Ashcroft’s rainbow crosswalk has a new lease on life, thanks to a group of volunteers who took to the street and braved the heat on Aug. 16 in order to repaint it.
The rainbow crosswalk was installed on Railway Avenue at 4th Street in July 2018, but the company that painted it put the stripes the wrong way and used the wrong colours. The Sexual Orientation and Gender Identity (SOGI) group at Desert Sands Community School had expressed an interest in repainting it after it started to fade, but the COVID-19 pandemic delayed the project.
Enter Kai Quesnel, who founded the Ashcroft/Cache Creek Pride group and Facebook page at the end of June this year. She says the group was formed in part to help support the SOGI group at Desert Sands, who had been requesting things for a while.
“I thought it would be nice to have some adults in town to support them and back them up, and spread some education,” she says. “I attended an event in Orlando, Florida and was inspired by the way everyone worked together.
“I looked at the community, which needs tourism. By creating these events we’ll bring people in, give them a place to visit and things to attend, and bring out some community pride.”
She says they wanted to paint the crosswalk using the inclusive flag, and try to time it before school was out this summer, but it didn’t pan out.

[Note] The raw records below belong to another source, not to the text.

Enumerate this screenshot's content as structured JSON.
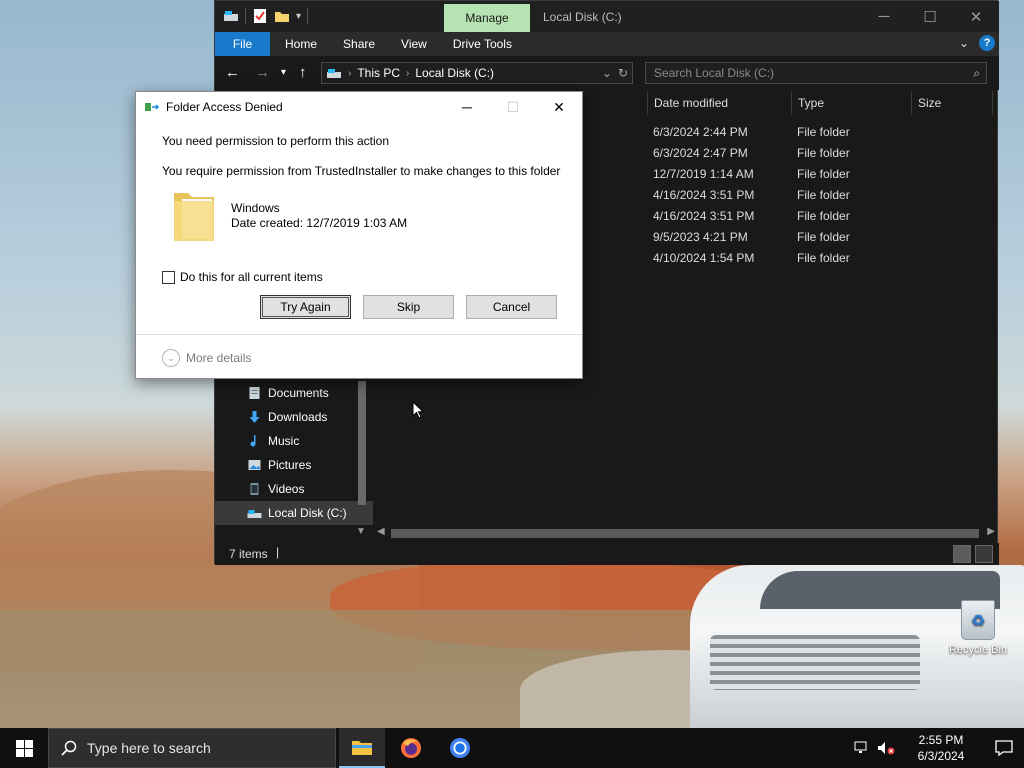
{
  "colors": {
    "manage_tab": "#b6e3b2",
    "file_tab": "#1979ca",
    "explorer_bg": "#191919",
    "taskbar_bg": "#101010"
  },
  "desktop": {
    "recycle_bin_label": "Recycle Bin"
  },
  "explorer": {
    "manage_tab": "Manage",
    "title": "Local Disk (C:)",
    "ribbon": {
      "file": "File",
      "tabs": [
        "Home",
        "Share",
        "View",
        "Drive Tools"
      ]
    },
    "address": {
      "crumbs": [
        "This PC",
        "Local Disk (C:)"
      ]
    },
    "search_placeholder": "Search Local Disk (C:)",
    "columns": [
      "Date modified",
      "Type",
      "Size"
    ],
    "rows": [
      {
        "date": "6/3/2024 2:44 PM",
        "type": "File folder"
      },
      {
        "date": "6/3/2024 2:47 PM",
        "type": "File folder"
      },
      {
        "date": "12/7/2019 1:14 AM",
        "type": "File folder"
      },
      {
        "date": "4/16/2024 3:51 PM",
        "type": "File folder"
      },
      {
        "date": "4/16/2024 3:51 PM",
        "type": "File folder"
      },
      {
        "date": "9/5/2023 4:21 PM",
        "type": "File folder"
      },
      {
        "date": "4/10/2024 1:54 PM",
        "type": "File folder"
      }
    ],
    "nav_items": [
      "Documents",
      "Downloads",
      "Music",
      "Pictures",
      "Videos",
      "Local Disk (C:)"
    ],
    "status_count": "7 items"
  },
  "dialog": {
    "title": "Folder Access Denied",
    "heading": "You need permission to perform this action",
    "message": "You require permission from TrustedInstaller to make changes to this folder",
    "folder_name": "Windows",
    "folder_date": "Date created: 12/7/2019 1:03 AM",
    "checkbox_label": "Do this for all current items",
    "buttons": {
      "try_again": "Try Again",
      "skip": "Skip",
      "cancel": "Cancel"
    },
    "more_details": "More details"
  },
  "taskbar": {
    "search_placeholder": "Type here to search",
    "time": "2:55 PM",
    "date": "6/3/2024"
  }
}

However, she liaised with SOGI and with the village and public works, and on Aug. 16 a number of volunteers from across the community gathered to repaint the crosswalk, this time using the right colours and extending the lines from one side of the road to the other.
“I wanted to show SOGI we’re here to support them,” says Quesnel. “It was their want and their idea, so we assisted with the push and volunteers and effort to get it done. This one is nice and bright. It represents inclusiveness, represents everybody.”

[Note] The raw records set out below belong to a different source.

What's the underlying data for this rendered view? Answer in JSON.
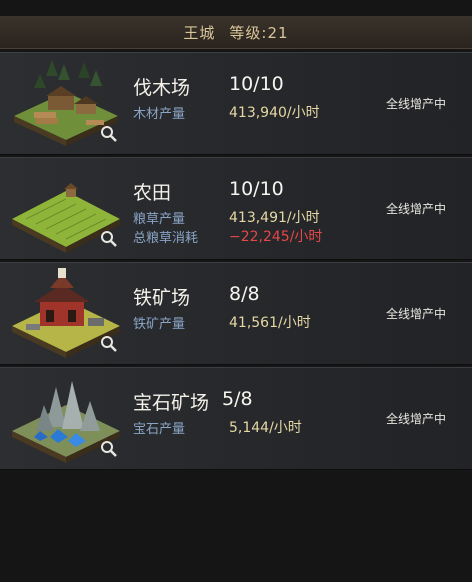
{
  "header": {
    "city": "王城",
    "level": "等级:21"
  },
  "buildings": [
    {
      "name": "伐木场",
      "level": "10/10",
      "stats": [
        {
          "label": "木材产量",
          "value": "413,940/小时"
        }
      ],
      "status": "全线增产中",
      "icon": "lumber-mill-icon"
    },
    {
      "name": "农田",
      "level": "10/10",
      "stats": [
        {
          "label": "粮草产量",
          "value": "413,491/小时"
        },
        {
          "label": "总粮草消耗",
          "value": "−22,245/小时"
        }
      ],
      "status": "全线增产中",
      "icon": "farm-icon"
    },
    {
      "name": "铁矿场",
      "level": "8/8",
      "stats": [
        {
          "label": "铁矿产量",
          "value": "41,561/小时"
        }
      ],
      "status": "全线增产中",
      "icon": "iron-mine-icon"
    },
    {
      "name": "宝石矿场",
      "level": "5/8",
      "stats": [
        {
          "label": "宝石产量",
          "value": "5,144/小时"
        }
      ],
      "status": "全线增产中",
      "icon": "gem-mine-icon"
    }
  ],
  "colors": {
    "accent": "#e6d8a4",
    "label": "#8aa4c6",
    "negative": "#e44848"
  }
}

One of the members of the Pride group committee is Const. Richard Wright of the Ashcroft RCMP. The detachment has just started the Safe Place program, which allows local businesses and spaces to display a sticker showing they are a safe place for everyone.
“From what I gather, the program states that everyone is welcome and safe here,” says Quesnel. “It’s like a neighbourhood watch. People know they can come to a place and people will help them. That makes a big difference for the LGBTQIA community, because there’s lots of misunderstanding about who and what we are. It gives our youth and community members a place where they can be safe, where everyone is equal and welcome. Some places can be dangerous for our youth.”

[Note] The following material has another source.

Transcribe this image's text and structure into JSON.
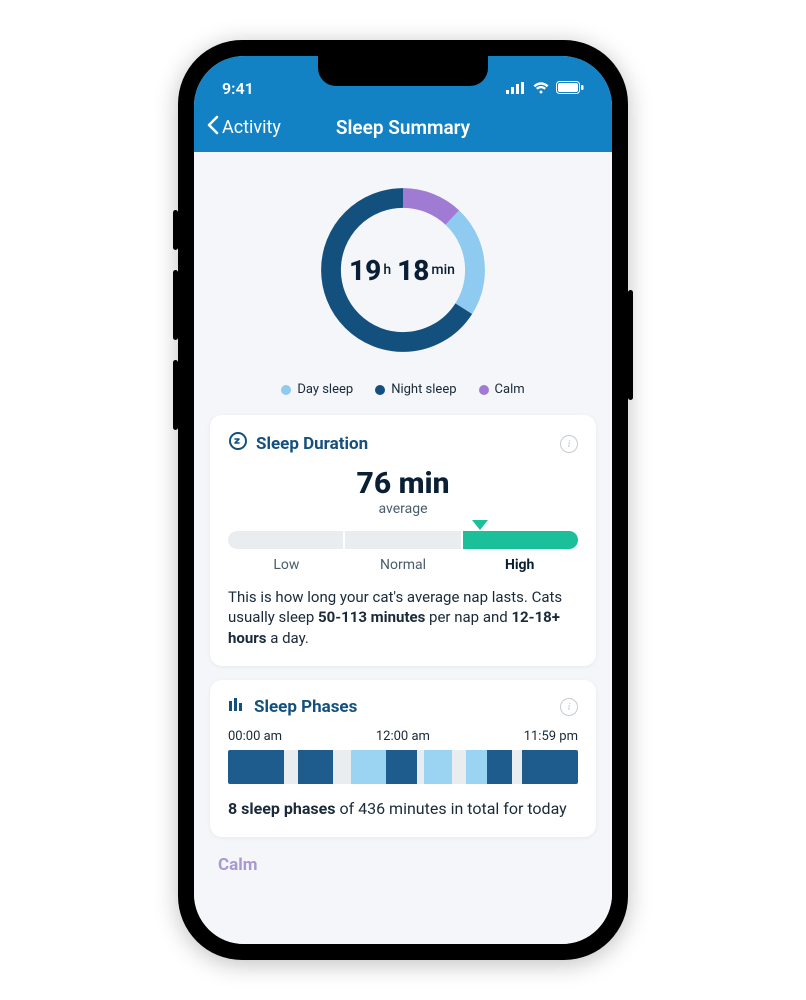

Quesnel knows that not everyone is sympathetic.
“Everyone has a right to their opinions and beliefs. We’re very open on accepting people for who they are and what they believe. We can agree to disagree, but we need to be kind. It’s about our youth and them feeling safe and comfortable. Our community has been fighting for acceptance for a long time.
“I think a lot of people, with the first rainbow crosswalk, just thought ‘Oh cool, we got some colour.’ Since SOGI and the Pride committee stepped into the public light and started educating we’ve had some comments and some push-back, and I don’t think they understand what we went through.
“Some people are angry because it doesn’t fit in their belief system, and I understand that, but it won’t deter us. Our youth need to be safe and feel comfortable and heard, so we’ll keep spreading the love and standing up for our kids.”
Quesnel says that since posting about the crosswalk on her social media platforms she’s had thousands of views and a “ton” of comments from people who want to come and see Ashcroft, or see if they can do a crosswalk in their community.
“Some little towns don’t have the same progress as bigger places, so for Ashcroft and Lillooet to have these crosswalks is huge. It builds community and inspires people, and people driving through who are members will feel this is home, this is safe.
“Other people’s choices are not about you,” she adds. “It’s about letting them be and celebrating them. We’re about love and life and support. If God created something so beautiful to show in our sky when we have rain and sun, good and bad, why would we not want to bring that down to share with our community?”
While most people who saw the volunteers at work were supportive, and there was a lot more positive than negative, Quesnel says one person was visibly upset by what they were doing.
“I said to him we are all on the same mission, doing what we think is best to support youth so they’re not hurt. His religion is a way to protect children, and we are there to protect them as well. In the end we all have the same goal, so don’t use your beliefs or choices to invalidate or hurt others. If people choose differently to you, they’re not worse than you or not valid.
“As long as you’re happy, healthy, and safe it’s no one’s business what you’re doing. We can all live for ourselves amongst each other.”